Why is it we fear failure, or worse, are ashamed of failure? Why do some of us fear it while others shrug it off without a second thought?
 
Fortunately gardening seems to be one activity at which we allow ourselves to fail. A plant or tree will die and we plant another. Then it dies and we often blindly plant yet another tree. Stubbornness can be a good thing. Throwing good money after bad? Not so good. At some point we need to try to figure out why a plant has failed in a particular spot.
 
Here are just a few reasons to consider or investigate when a plant doesn’t thrive or meets its demise.
  • Cultural conditions don’t match the plant’s needs. Too little or too much sun? Too little or too much moisture?
  • Improper planting – was too much root exposed or was soil piled over the top of the existing root ball? Either can cause a plant’s premature death.
  • Was the plant infected with a disease or attacked by a harmful insect?
  • Did the weather come into play with an exceptionally cold winter, or hot dry summer?
  • Did you under- or over-water the plant?
 
Here’s one we often hear: We have five of the same shrubs seemingly planted in the same manner and cultural conditions, and cared for the same, and one dies. What gives? Often there may be a slight change in conditions that we don’t recognize. One end of a row of plants may be nearer to a tree, or close to a down spout. In the former the soil gets drier closer to the tree, while in the latter the soil may be staying wet longer near the downspout.
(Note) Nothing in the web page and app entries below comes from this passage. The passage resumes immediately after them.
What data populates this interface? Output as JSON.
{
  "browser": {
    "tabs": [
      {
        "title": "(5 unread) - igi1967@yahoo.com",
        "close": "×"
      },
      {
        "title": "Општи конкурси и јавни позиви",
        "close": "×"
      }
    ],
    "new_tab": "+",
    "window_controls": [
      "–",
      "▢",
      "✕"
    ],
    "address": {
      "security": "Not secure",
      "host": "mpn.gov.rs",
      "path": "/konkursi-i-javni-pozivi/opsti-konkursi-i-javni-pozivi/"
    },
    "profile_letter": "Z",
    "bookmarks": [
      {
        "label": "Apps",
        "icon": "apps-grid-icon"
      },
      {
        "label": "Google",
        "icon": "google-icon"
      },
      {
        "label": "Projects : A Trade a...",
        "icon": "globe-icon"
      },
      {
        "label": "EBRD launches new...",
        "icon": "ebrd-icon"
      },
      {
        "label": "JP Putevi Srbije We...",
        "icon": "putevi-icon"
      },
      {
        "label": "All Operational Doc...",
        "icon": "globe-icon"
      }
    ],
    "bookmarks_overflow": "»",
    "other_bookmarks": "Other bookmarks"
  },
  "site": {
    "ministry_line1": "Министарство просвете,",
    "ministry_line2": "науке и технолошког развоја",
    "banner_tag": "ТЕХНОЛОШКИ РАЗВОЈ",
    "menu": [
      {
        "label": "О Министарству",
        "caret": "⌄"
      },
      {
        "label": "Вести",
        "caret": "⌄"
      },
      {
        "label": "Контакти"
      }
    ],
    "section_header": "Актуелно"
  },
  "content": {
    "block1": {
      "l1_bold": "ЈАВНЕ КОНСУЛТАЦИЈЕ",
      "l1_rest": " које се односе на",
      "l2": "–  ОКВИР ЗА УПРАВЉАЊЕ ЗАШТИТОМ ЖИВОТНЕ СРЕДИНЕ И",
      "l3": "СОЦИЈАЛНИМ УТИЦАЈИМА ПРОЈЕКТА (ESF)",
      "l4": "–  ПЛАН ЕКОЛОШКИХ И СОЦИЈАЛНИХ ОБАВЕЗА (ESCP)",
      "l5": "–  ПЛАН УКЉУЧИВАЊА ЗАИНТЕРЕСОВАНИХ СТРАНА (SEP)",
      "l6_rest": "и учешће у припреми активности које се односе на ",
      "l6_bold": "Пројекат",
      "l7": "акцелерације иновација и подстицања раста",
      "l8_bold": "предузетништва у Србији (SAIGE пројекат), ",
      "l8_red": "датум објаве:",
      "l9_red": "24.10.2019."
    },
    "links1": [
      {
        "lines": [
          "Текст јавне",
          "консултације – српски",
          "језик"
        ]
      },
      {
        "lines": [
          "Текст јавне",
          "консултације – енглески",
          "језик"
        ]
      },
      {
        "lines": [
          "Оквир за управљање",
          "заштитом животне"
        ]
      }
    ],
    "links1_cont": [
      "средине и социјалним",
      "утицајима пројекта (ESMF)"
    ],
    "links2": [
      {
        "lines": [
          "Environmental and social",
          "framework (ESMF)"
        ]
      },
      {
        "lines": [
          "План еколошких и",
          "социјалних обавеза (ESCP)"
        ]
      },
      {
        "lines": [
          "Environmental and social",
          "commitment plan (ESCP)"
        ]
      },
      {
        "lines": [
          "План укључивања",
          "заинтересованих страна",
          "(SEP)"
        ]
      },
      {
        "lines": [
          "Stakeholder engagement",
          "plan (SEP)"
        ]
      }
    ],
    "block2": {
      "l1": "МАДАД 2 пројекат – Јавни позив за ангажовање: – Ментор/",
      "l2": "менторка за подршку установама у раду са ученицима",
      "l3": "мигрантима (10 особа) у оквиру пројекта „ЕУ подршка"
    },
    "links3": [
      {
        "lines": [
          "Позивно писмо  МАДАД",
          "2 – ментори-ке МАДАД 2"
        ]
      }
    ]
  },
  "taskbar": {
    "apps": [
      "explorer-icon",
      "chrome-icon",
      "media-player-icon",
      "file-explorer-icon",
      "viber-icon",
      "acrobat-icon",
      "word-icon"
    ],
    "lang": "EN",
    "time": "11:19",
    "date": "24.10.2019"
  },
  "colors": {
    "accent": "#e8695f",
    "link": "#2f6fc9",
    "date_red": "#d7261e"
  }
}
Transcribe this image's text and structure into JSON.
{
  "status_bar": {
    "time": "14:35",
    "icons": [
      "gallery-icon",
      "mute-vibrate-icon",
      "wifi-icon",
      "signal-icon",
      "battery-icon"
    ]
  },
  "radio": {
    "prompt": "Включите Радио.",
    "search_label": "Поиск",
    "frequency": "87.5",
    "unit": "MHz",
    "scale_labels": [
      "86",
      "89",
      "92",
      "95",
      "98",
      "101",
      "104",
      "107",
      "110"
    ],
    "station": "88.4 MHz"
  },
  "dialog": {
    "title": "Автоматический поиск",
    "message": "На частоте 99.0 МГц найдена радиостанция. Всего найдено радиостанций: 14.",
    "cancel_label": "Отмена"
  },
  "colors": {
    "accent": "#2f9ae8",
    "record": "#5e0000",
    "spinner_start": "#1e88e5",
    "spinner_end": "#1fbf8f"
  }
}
Sometimes a plant might just be a little weaker than the other four. While the others survive, the conditions were just a little too tough for the weaker plant. Plants are like people, we are not all the same. 
 
Back to accepting failures. In gardening it’s going to happen. No matter how careful we are or how much experience we have, Mother Nature throws curve balls. Don’t give up when things go wrong, but do try to figure out what went awry before replanting. And of course you can always ask us for help in determining what may have caused a plant to die.